- Photographed with an optical microscope, chlordane, introduced
in 1945, is widely used to control termites and soil-borne insects. Another
reason to watch what you eat has re-emerged. Banned by the Environmental
Protection Agency since 1988, the pesticide chlordane is showing up in
fresh vegetable produce, according to a study published in the May 15 edition
of the Journal of Agricultural and Food Chemistry. http://pubs.acs.org/journals/jafcau/index.html
- Chlordane was used extensively for 40 years to combat
ticks and as an insecticide in agriculture. The hazardous chemical has
an alarming capacity to remain in the environment years after it is introduced
and is turning up in crops across the country.
- In the study, all 12 of the vegetables grown in soil
with weathered chlordane absorbed some of the compound, said Mary Jane
Incorvia Mattina, head of the of the department of analytical chemistry
at the Connecticut Agricultural Experiment Station. http://www.state.ct.us/caes/
- Most susceptible to high concentrations of the pesticide
were root vegetables including carrots, beets and potatoes.
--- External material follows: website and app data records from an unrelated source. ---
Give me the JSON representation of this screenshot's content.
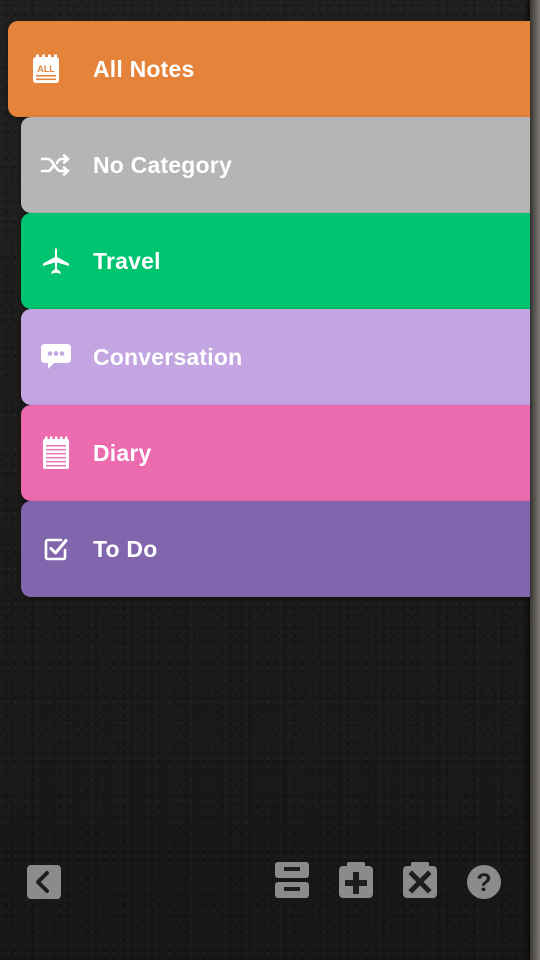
{
  "categories": [
    {
      "label": "All Notes",
      "color": "#e5833a",
      "icon": "all-notes-icon"
    },
    {
      "label": "No Category",
      "color": "#b5b5b5",
      "icon": "shuffle-icon"
    },
    {
      "label": "Travel",
      "color": "#00c46f",
      "icon": "airplane-icon"
    },
    {
      "label": "Conversation",
      "color": "#c2a5e1",
      "icon": "speech-bubble-icon"
    },
    {
      "label": "Diary",
      "color": "#ec6aae",
      "icon": "notepad-icon"
    },
    {
      "label": "To Do",
      "color": "#8165ad",
      "icon": "checkbox-icon"
    }
  ],
  "all_notes_badge": "ALL",
  "toolbar": {
    "icons": [
      "back-icon",
      "sort-icon",
      "add-category-icon",
      "delete-category-icon",
      "help-icon"
    ],
    "help_glyph": "?"
  }
}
Smaller amounts
were found in the edible portions of beans and eggplant. Tomatoes, peppers
and corn absorbed chlordane at their roots, but the chemical not transfer
to the parts of the vegetables usually consumed by humans.
- Carrots are among the root vegetables susceptible to
high concentrations of chlordane. Even certified organic vegetables contain
chlordane, Mattina points out, since the pesticide can linger in the environment
for nearly 40 years after it is applied.
- High levels of chlordane can cause damage to the nervous
system and liver. The pesticide is considered a carcinogen by scientists
at the Centers for Disease Control and Prevention.
- Although an individual would have to eat a million carrots
in a lifetime to build up a dangerous level of chlordane, Mattina strongly
recommends washing produce before it is consumed.
- Peeling vegetables can also reduce their chlordane content,
she added, but only "deep plowing" to reduce the amount of chlordane
in the soil can prevent absorption.
- Chlordane is still used extensively in Asia, but Mattina
believes ongoing international efforts will lead to a permanent ban of
the pesticide throughout the world.
- Copyright 2000, Environmental News Network All Rights
- SIGHTINGS HOMEPAGE
Site Served by TheHostPros